In 2017, Ascendium expanded the emergency grant program with a commitment of $7.2 million awarded to 32 four-year institutions in their six core funding states of Arkansas, Iowa, Minnesota, North Dakota, Ohio, and Wisconsin. Eligible institutions needed to show evidence of their capability to implement the program, and matching funds designated for emergency grants—10 percent in the first year and 15 percent in the second year. Institutions chosen for support were also required to commit to sharing student enrollment data in order to further understand the impact of emergency grants on student retention and persistence. According to Kerwin, Ascendium sought colleges and universities that were best able to act as learning partners—“dig in with us”—and then institutionalize their experience with emergency grants. In other words, the Ascendium funding was not just a “pass through” of funding to needy students, but rather a powerful means of examining and improving the institution’s own ability to support low-income student success.

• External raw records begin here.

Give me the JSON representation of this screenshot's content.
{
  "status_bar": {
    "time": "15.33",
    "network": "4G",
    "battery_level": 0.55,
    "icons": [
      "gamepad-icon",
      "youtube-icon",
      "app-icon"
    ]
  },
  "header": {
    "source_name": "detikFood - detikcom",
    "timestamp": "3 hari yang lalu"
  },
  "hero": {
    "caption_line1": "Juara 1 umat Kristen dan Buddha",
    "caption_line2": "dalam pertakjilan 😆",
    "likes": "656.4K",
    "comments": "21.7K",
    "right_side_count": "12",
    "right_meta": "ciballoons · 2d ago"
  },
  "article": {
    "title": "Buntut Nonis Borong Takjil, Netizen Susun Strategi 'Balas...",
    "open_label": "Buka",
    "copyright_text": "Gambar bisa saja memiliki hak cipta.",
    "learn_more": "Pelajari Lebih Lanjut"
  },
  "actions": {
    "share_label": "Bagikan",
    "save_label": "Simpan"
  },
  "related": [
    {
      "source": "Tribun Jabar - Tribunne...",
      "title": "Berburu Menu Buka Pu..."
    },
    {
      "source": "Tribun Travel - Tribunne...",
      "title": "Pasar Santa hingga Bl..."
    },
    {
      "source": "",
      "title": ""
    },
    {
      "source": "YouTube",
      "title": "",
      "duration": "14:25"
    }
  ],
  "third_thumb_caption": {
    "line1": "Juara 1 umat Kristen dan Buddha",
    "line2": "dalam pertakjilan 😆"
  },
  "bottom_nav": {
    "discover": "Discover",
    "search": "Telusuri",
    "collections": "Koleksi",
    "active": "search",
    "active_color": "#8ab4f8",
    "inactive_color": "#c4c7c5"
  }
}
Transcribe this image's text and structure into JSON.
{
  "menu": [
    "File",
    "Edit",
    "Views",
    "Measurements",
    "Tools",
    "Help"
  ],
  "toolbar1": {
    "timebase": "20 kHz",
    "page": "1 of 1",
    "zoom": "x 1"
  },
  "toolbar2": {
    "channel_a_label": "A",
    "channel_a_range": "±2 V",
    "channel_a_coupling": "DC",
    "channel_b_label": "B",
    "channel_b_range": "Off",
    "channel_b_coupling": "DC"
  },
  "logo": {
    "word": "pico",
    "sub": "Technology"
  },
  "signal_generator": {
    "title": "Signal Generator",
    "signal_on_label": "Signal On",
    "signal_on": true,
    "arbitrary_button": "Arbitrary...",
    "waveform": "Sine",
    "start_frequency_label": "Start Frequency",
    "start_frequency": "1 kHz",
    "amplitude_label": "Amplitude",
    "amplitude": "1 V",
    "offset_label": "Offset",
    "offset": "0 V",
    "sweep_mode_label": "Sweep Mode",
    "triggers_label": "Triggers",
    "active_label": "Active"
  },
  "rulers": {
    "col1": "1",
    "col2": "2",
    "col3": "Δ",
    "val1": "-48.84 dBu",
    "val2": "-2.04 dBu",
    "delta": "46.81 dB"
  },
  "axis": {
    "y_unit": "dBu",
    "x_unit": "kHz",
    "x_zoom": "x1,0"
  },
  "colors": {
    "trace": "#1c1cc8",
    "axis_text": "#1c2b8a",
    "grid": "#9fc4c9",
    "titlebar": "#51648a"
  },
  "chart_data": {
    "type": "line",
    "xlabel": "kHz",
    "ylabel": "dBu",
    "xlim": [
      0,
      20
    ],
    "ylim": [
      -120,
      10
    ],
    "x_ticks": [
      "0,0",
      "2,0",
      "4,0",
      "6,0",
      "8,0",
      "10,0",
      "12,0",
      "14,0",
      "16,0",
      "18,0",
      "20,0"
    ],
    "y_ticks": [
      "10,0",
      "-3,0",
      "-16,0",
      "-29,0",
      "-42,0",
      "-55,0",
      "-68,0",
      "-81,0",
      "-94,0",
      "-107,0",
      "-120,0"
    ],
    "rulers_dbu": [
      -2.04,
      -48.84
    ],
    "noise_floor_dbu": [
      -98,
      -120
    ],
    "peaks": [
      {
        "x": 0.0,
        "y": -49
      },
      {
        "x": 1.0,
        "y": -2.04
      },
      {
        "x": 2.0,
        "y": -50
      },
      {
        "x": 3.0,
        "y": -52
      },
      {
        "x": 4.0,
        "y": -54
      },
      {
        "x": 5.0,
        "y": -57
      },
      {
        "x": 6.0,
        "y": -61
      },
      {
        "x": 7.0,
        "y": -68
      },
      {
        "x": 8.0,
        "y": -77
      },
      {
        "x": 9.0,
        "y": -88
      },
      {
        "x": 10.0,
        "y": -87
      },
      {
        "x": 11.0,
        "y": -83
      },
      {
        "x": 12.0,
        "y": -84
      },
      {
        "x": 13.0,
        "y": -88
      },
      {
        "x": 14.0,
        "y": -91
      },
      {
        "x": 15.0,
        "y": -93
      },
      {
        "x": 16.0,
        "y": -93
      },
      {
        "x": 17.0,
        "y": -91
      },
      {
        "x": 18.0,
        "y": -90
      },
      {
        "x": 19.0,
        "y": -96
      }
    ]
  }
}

Given the large-scale national need for such emergency grant resources, Kerwin and her colleagues have published “A Broader View of Emergency Aid: Toward a More Holistic Approach to Helping Students Weather a Financial Crisis” to share more lessons learned with both private and public funders. They also funded the development of Training for Emergency Grant Decision-Makers, a toolkit for emergency grant decision-makers to help them navigate the difficult choices that come with awarding emergency grants to students in financial distress. With compelling evidence of the small cost and high impact of emergency grants on the lives of low-income college students, Wisconsin lawmakers approved $425,000 in public funds for this purpose in 2016. As Kerwin summed up, “Our biggest desire is that others can learn from those who have gone before them.” In exploring, validating, and now scaling emergency grants, Ascendium has begun to meet the unforeseen needs of all students who are determined, despite any and all obstacles, to make better lives for themselves and their families.
For more on Ascendium Education Group visit ascendiumphilanthropy.org.
This case study is one of 12 in a suite of case studies focused on how donors are supporting scholarships to create change. The case studies have been developed in companionship with Candid’s project Scholarships for Change, a dynamic hub that pulls together data and knowledge to tell the story of how philanthropic dollars are supporting transformative scholarships.